A local youth organization is tackling one of the most common pandemic-related issues — senior isolation and loneliness — through the power of music.
Notes of Hope Youth, a Southern Arizona organization founded and operated by teens, hosts monthly virtual and in-person music recitals at local senior-care homes and assisted living facilities across Tucson. The organization was founded in the winter of 2019 by sisters April and Hannah Zhang.
After a year of virtual recitals, the organization has returned to in-person recitals with a full schedule ahead for this fall, including Saturday, Nov. 20 at Fairwinds - Desert Point and Saturday, Dec. 11 at Amber Lights.
Before creating the organization, the sisters often volunteered at the Brookdale Oro Valley assisted living facility to play the piano and violin for the elderly residents on site.
“While we were going around our community, we realized that many of the seniors were lacking interaction and stimuli. And we thought it would be a good way to, you know, incorporate what we love doing, which is playing music and giving back to our community,” said Hannah.
Once the pandemic struck, the lack of interaction and the feeling of isolation in the elderly community only continued to rise due to COVID-19 protocols that prevented visitors to senior homes.
But when Notes of Hope Youth fell under the reign of co-founder Hannah Zhang after her sister April left Arizona to attend the University of California, Berkeley, she was determined to continue bringing music and joy to Tucson’s elderly community.
Since the 17-year-old junior at Basis Oro Valley took the lead of the organization, Notes of Hope Youth has grown to 10 members, created its own YouTube channel that has over 1,000 subscribers and has collaborated with other local organizations such as Groundworks Tucson.
Hannah even coded the Notes of Hope Youth website all by herself.
The group features talented pianists, violinists, guitarists and singers from Basis Oro Valley and other schools like Ironwood Ridge High School that cover popular songs from Hans Zimmer, John Williams, Louis Armstrong and even recent tunes by Billie Eilish.
“As long as we know that you're capable of playing, we want to incorporate musicians of all ages and all skill levels. We really wanted to make it pretty open to everyone. And you know, as long as you're passionate about your music, that's what we're looking for,” Hannah said.
Many of the musicians in the organization said that participating in the monthly music recitals has helped them overcome their fears and anxieties about performing live.
Julianna Schrader, a 17-year-old pianist, said that the group is constantly elevating each other’s spirits.
“Nobody's like, ‘Oh, I think you could have done it better this way.’ We just focus on what's good,” she said.
One of the youngest members of the organization, 14-year-old pianist Jaden Wu, said that after performing, he enjoys sitting with the audience and listening to the other musicians play the pieces that they have worked so hard on.

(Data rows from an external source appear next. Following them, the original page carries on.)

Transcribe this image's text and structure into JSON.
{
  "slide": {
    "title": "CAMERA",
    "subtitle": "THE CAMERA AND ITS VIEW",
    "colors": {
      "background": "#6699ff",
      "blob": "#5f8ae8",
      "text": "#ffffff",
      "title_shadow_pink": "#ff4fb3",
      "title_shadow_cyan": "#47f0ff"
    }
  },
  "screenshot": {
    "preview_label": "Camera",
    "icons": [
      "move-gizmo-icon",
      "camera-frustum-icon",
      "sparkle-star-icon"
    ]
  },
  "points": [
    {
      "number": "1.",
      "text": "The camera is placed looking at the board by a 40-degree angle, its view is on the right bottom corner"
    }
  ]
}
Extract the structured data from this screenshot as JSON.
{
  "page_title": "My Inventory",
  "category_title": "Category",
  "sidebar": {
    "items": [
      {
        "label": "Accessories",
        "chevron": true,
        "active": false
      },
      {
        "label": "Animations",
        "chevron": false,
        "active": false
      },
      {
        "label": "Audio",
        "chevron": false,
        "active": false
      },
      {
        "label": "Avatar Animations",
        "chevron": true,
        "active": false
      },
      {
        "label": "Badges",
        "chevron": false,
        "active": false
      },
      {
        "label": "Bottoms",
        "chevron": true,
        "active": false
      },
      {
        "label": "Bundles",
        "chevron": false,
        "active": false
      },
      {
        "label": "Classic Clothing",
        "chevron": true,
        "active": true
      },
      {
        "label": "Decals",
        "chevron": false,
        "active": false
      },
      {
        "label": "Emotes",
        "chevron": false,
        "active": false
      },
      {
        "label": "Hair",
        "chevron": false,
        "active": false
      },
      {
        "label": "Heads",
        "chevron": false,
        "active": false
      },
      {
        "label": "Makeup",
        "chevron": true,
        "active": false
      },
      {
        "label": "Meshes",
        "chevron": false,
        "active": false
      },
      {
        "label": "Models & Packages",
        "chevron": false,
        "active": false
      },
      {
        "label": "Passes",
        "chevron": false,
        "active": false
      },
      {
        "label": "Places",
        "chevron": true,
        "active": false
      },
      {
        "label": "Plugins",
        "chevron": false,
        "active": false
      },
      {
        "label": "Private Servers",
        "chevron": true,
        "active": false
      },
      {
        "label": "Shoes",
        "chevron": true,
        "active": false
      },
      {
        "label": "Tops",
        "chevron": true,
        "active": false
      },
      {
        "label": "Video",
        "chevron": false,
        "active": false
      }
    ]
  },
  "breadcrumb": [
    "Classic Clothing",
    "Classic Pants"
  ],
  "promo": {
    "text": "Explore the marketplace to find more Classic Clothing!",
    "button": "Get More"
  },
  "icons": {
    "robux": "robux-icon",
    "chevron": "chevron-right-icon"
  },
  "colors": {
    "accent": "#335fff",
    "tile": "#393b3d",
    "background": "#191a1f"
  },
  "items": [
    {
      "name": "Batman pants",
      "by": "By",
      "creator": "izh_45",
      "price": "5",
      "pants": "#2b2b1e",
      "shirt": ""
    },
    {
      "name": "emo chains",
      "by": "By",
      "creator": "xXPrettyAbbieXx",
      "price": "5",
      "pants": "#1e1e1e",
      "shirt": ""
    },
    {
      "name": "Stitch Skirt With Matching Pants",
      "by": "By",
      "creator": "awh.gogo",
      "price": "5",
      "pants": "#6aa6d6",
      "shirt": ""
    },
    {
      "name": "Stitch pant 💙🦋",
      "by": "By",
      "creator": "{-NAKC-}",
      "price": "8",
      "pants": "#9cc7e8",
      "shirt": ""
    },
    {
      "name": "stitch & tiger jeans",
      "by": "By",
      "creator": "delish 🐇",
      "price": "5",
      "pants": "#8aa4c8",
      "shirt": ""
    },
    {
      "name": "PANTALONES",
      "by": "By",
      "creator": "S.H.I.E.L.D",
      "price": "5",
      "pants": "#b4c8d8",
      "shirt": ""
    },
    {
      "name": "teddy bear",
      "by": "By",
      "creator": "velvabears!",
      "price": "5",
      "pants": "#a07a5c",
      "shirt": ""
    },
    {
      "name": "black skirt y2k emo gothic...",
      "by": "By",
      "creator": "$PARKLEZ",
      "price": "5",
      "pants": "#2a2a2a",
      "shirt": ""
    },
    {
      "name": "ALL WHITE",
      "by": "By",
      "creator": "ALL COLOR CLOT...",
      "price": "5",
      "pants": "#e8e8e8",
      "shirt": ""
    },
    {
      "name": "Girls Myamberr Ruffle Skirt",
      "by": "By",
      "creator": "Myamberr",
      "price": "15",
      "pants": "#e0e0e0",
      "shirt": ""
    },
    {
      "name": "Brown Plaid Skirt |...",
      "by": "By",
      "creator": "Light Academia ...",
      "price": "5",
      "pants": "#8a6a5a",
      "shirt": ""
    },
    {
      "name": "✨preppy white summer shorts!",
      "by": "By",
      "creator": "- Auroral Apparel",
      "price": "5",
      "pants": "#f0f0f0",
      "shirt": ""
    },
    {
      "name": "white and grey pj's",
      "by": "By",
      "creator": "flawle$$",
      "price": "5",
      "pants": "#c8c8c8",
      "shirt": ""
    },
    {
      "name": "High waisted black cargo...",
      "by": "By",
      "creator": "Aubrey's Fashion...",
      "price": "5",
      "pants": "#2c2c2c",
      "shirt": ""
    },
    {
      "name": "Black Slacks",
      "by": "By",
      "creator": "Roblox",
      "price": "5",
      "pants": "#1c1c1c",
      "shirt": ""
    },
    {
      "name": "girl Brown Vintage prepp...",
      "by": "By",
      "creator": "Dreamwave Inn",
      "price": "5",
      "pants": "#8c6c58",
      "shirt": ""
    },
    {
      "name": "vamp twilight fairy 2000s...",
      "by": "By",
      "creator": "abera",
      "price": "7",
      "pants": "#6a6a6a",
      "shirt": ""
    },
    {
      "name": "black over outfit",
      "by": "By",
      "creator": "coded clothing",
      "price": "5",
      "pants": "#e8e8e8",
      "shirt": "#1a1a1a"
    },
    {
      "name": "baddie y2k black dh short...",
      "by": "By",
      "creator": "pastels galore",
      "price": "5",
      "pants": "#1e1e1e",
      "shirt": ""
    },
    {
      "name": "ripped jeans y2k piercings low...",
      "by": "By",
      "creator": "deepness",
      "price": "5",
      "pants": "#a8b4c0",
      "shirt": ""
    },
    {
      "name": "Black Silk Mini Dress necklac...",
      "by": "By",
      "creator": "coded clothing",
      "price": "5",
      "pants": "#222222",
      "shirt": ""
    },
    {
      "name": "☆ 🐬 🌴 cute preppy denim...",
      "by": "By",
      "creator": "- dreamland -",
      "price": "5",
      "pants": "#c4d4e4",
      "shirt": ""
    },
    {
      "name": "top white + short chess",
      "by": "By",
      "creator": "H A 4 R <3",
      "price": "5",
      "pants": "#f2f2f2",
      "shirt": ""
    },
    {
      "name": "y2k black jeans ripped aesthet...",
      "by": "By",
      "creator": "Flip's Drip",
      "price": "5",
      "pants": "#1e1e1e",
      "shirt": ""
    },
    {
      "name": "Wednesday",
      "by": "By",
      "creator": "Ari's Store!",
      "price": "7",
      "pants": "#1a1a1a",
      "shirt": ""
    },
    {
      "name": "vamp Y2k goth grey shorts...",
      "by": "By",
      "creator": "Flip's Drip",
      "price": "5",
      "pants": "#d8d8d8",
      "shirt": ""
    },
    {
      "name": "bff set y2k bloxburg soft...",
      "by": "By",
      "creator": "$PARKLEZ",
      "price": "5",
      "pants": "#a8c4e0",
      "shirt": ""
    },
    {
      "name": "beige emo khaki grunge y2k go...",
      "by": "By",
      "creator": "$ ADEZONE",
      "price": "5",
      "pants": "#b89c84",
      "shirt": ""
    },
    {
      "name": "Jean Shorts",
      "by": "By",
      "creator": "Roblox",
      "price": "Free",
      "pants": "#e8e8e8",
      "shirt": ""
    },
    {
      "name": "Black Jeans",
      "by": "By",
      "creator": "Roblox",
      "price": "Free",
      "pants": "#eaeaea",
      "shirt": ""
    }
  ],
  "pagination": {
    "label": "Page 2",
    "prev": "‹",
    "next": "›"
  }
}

After the performances, the seniors will often chat with the musicians, which Jaden called “really sweet and really cool.”
Overall, the responses from the senior community have been positive. Many of the musicians have received praises from senior members of the audience and Hannah has even received a heartwarming letter from a viewer of one of their live performances.
The letter, she said, included the following warm sentiment: “I must thank you and your sister for moving me to tears with your beautiful music and your passion for playing it.” The writer then went on to include a famous quote from Plato, stating, “Music gives a soul to the universe, wings to the mind, flight to the imagination, and life to everything.”
If you haven’t heard of Notes of Hope Youth before, it may be because they had a different name until last year. They used to go by “Lighting Up Lives” until they were told that another organization had already taken the name.
The inspiration behind the new name came from the “hope that music can bring everyone together,” Hannah said.
Eventually, the group would like to expand from exclusively playing at senior-care facilities to playing for people of all ages across Tucson. Some members hope to collaborate with the Tucson Symphony Orchestra or put on a show at the Tucson Symphony Center.
As Hannah prepares to leave for college in a couple of years, she wants Notes of Hope Youth to be handed down to the group’s younger members so the organization can continue to live on in Southern Arizona.
“The children of today are the activists of tomorrow and our hope for the future,” she said. “So having the main focus of this organization be youth who are passionate about changing the world through their music plays a big role in our hope for the future.”
For more information about Notes of Hope Youth or to join the organization, visit notesofhopeyouth.org.